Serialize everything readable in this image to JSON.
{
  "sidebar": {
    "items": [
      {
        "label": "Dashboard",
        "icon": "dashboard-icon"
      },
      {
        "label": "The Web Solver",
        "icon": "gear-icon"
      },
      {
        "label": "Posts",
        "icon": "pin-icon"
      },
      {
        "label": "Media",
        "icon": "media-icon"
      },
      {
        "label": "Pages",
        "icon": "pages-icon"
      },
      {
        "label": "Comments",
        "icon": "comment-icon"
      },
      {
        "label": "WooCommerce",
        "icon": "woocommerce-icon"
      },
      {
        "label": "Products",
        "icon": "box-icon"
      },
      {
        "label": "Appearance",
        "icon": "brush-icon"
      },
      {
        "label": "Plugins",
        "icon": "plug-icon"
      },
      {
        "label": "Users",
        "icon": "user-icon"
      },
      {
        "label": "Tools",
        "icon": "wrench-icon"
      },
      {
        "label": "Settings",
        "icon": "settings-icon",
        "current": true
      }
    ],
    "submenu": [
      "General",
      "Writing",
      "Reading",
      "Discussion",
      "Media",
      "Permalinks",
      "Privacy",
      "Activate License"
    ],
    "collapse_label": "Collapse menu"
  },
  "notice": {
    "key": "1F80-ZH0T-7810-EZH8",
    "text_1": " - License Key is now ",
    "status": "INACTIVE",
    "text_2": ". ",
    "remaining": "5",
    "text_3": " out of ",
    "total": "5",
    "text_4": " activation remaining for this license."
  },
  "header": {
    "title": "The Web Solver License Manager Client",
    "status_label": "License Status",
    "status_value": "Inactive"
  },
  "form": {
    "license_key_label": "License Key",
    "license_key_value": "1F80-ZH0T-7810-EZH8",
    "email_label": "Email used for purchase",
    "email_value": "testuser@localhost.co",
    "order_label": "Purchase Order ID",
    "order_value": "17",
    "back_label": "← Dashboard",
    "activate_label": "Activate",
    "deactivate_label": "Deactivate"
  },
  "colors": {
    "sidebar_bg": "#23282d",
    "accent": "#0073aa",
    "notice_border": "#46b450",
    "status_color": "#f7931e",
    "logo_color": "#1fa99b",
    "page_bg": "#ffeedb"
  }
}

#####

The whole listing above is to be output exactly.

Serialize everything readable in this image to JSON.
{
  "sidebar": {
    "items": [
      {
        "label": "Dashboard",
        "icon": "dashboard-icon"
      },
      {
        "label": "The Web Solver",
        "icon": "gear-icon"
      },
      {
        "label": "Posts",
        "icon": "pin-icon"
      },
      {
        "label": "Media",
        "icon": "media-icon"
      },
      {
        "label": "Pages",
        "icon": "pages-icon"
      },
      {
        "label": "Comments",
        "icon": "comment-icon"
      },
      {
        "label": "WooCommerce",
        "icon": "woocommerce-icon"
      },
      {
        "label": "Products",
        "icon": "box-icon"
      },
      {
        "label": "Appearance",
        "icon": "brush-icon"
      },
      {
        "label": "Plugins",
        "icon": "plug-icon"
      },
      {
        "label": "Users",
        "icon": "user-icon"
      },
      {
        "label": "Tools",
        "icon": "wrench-icon"
      },
      {
        "label": "Settings",
        "icon": "settings-icon",
        "current": true
      }
    ],
    "submenu": [
      "General",
      "Writing",
      "Reading",
      "Discussion",
      "Media",
      "Permalinks",
      "Privacy",
      "Activate License"
    ],
    "collapse_label": "Collapse menu"
  },
  "notice": {
    "key": "1F80-ZH0T-7810-EZH8",
    "text_1": " - License Key is now ",
    "status": "INACTIVE",
    "text_2": ". ",
    "remaining": "5",
    "text_3": " out of ",
    "total": "5",
    "text_4": " activation remaining for this license."
  },
  "header": {
    "title": "The Web Solver License Manager Client",
    "status_label": "License Status",
    "status_value": "Inactive"
  },
  "form": {
    "license_key_label": "License Key",
    "license_key_value": "1F80-ZH0T-7810-EZH8",
    "email_label": "Email used for purchase",
    "email_value": "testuser@localhost.co",
    "order_label": "Purchase Order ID",
    "order_value": "17",
    "back_label": "← Dashboard",
    "activate_label": "Activate",
    "deactivate_label": "Deactivate"
  },
  "colors": {
    "sidebar_bg": "#23282d",
    "accent": "#0073aa",
    "notice_border": "#46b450",
    "status_color": "#f7931e",
    "logo_color": "#1fa99b",
    "page_bg": "#ffeedb"
  }
}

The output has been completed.